Elmarit 1:2.8 / 90 Leitz Wetzlar Leica
The Elmarit 1:2.8 / 90 is an outstanding lens manufactured in Germany by Ernt Leitz for the Leica srewmount & Leica M rangefinder cameras. It was produced from 1959 until 1975. The Elmarit was designed by the ingenious Leica optical designer Walter Mandler.
The Elmarit 2.8. 90mm is probably not the first choice 90 mm lens for Leica enthusiasts. Normally the Summicron 90mm is the faster and more famous alternative in the 90 mm Leica range. I assume this is due to the fact that the Summicron is faster (and for some reason we consider faster lenses to be better lenses). Furthermore the Summicron was produced in larger quantities than the Elmarit.
I do not think that this is a fair assessment, as the Elmarit is a superb lens in its own right. I also had my doubt when I first came in contact with the Elmarit. It proved me wrong: I really enjoy using the Elmarit 2.8. 90mm lens.
By chance I obtained a pristine copy in perfect condition without a single scratch. I doubt the previous owner ever used it, he too probably had his reservations. I am more a user than a collector but it is always nice to obtain a vintage lens in the condition it initially left the factory 50 years ago.
- great portraiture lens
- relatively small and light for a 90mm lens
- versatile (can be used for macro shoots with a Visoflex)
- price (for a Leica lens)
As you would expect from a Leica lens, the craftsmanship of the Elmarit is outstanding. The Elmarit is rather small and compact (compared to the 90 Summicron) and the lens barrel is slim. The lens is made out of metal with a chrome finish (early version) and a black finish (second version, after 1968). Aperture settings have distinct clicks. The Elmarit also has a few unusual design aspects, which makes this lens rather special:
- the lens head is actually removable and can be attached to the Visoflex bellows for the Leica M cameras. This enables you to use the lens for macro photography reaching an aspect of 1:1.
- the aperture blades are situated behind the first glass element right at the end of the lens
- at the other end of the lens barrel, next to the lens mount, the lens has a black leather finish (identical to the vulcanite of the Leica M).
Overall the lens feels very well balanced, combining both good lens size and a superb finish in a rounded off classic vintage design. The lens simply looks stunning!
That all sounds good but how is the image quality? Great!

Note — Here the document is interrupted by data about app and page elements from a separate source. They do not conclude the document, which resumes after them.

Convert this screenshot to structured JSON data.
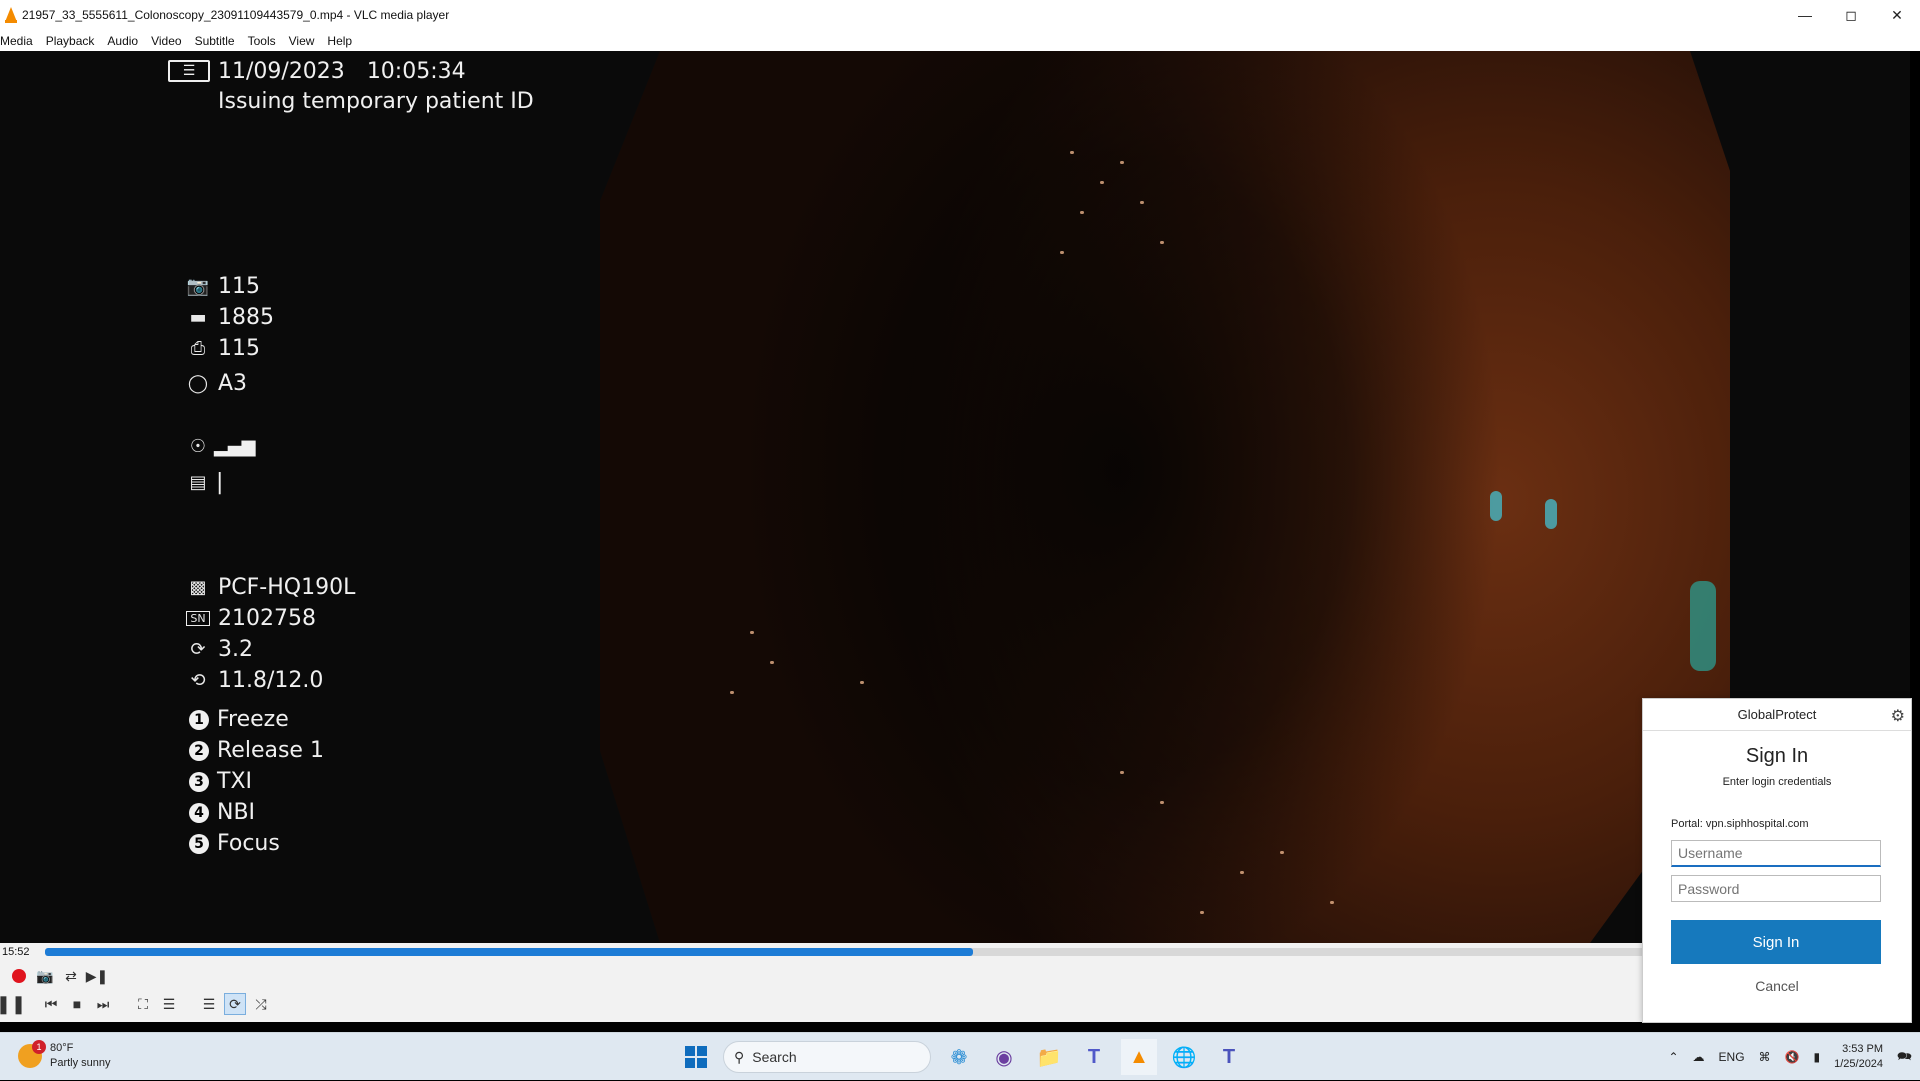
{
  "window": {
    "title": "21957_33_5555611_Colonoscopy_23091109443579_0.mp4 - VLC media player",
    "controls": [
      "minimize-icon",
      "maximize-icon",
      "close-icon"
    ]
  },
  "menu": [
    "Media",
    "Playback",
    "Audio",
    "Video",
    "Subtitle",
    "Tools",
    "View",
    "Help"
  ],
  "osd": {
    "date": "11/09/2023",
    "time": "10:05:34",
    "status": "Issuing temporary patient ID",
    "camera_count": "115",
    "battery_count": "1885",
    "cvp_count": "115",
    "mode": "A3",
    "scope_model": "PCF-HQ190L",
    "serial": "2102758",
    "value_a": "3.2",
    "value_b": "11.8/12.0",
    "buttons": [
      {
        "num": "1",
        "label": "Freeze"
      },
      {
        "num": "2",
        "label": "Release 1"
      },
      {
        "num": "3",
        "label": "TXI"
      },
      {
        "num": "4",
        "label": "NBI"
      },
      {
        "num": "5",
        "label": "Focus"
      }
    ]
  },
  "player": {
    "elapsed": "15:52",
    "progress_fraction": 0.58
  },
  "globalprotect": {
    "header": "GlobalProtect",
    "title": "Sign In",
    "subtitle": "Enter login credentials",
    "portal": "Portal: vpn.siphhospital.com",
    "username_placeholder": "Username",
    "password_placeholder": "Password",
    "signin_label": "Sign In",
    "cancel_label": "Cancel"
  },
  "taskbar": {
    "weather_temp": "80°F",
    "weather_desc": "Partly sunny",
    "weather_badge": "1",
    "search_label": "Search",
    "language": "ENG",
    "clock_time": "3:53 PM",
    "clock_date": "1/25/2024"
  }
}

The Elmarit has become one of my favourite portraiture lenses. You obtain sharpness, colours, contrast and a good (not over the top) bokeh. All the ingredients you need for portraiture and product photography. Many times I took the Elmarit along to a shoot as a backup lens simply because it is small and not cumbersome. More than once that “backup” lens ended up to be the primary lens used during the shoot. Normally I set the aperture of f4 to f5.6 using only available light and I obtain beautiful pictures straight out of the camera – no post production required.
The beauty about Leica gear is that if you take good care of it you can still sell if you don’t like it – over time probably even with a profit. For a Leica lens, the Elmarit is even on the “cheap” side. If portraiture is your thing give the Elmarit a go!
- flare prone
- chrome version is rather rare and hard to find in good condition
- minimum focusing distance (when used without the bellows)
Although the Elmarit is rather “cheap” for a Leica lens it still is a considerable investment if you want a copy in good condition. At f2.8 it is also not the fasted lens around. There are much faster lenses with a similar focal length using both Leica mounts (e.g.: Summicron 90, Jupiter-9) and other amounts (e.g.: Pancolar 1.8 80, Pentax 1.8 85).
Additionally, the minimum focusing distance of 100cm and the good but not overwhelming bokeh could be seen as rather dull. I personally like the bokeh as it is not over the top and the backdrop is not distracting from your actual subject. If you want a portraiture lens that offers more twirls and a more arty bokeh you should rather go for the 100 Trioplan or a Biotar type lens.
Overall I have been super positively surprised by the Elmarit. The amount of good pictures you obtain with this lens is clearly above average compared to other glass. Therefore my Elmarit is definitely a keeper!
Leitz Wetzlar Elmarit 1:2.8 / 90 Versions
The Elmarit 2.8 90 was first introduced in 1959 and was produced until 1975 for the Leica M cameras. Early versions are silver while later versions produced after 1968 have a black finish.
The Elmarit has the novelty of having a removable lens head (Leica code ELKOO) which can be used for macro photography with the Visoflex range of Leica bellows for the Leica M camera. When used with the bellows, the lens provides a focusing range from infinity to life size.
- Leica M (about 30 000 bayonet lenses produced)
- Leica M39 (about 2 000 copies produced)
- 331 gr
- Minimum Focusing Distance: 100 cm
- Filter Mount: E-39 srew-in
- Made in Germany
- Aperture: 2.8 – 22
- 5 elements in 3 groups
- Aperture blades: 12
- Leica code: ELRIT-M; later ELRIM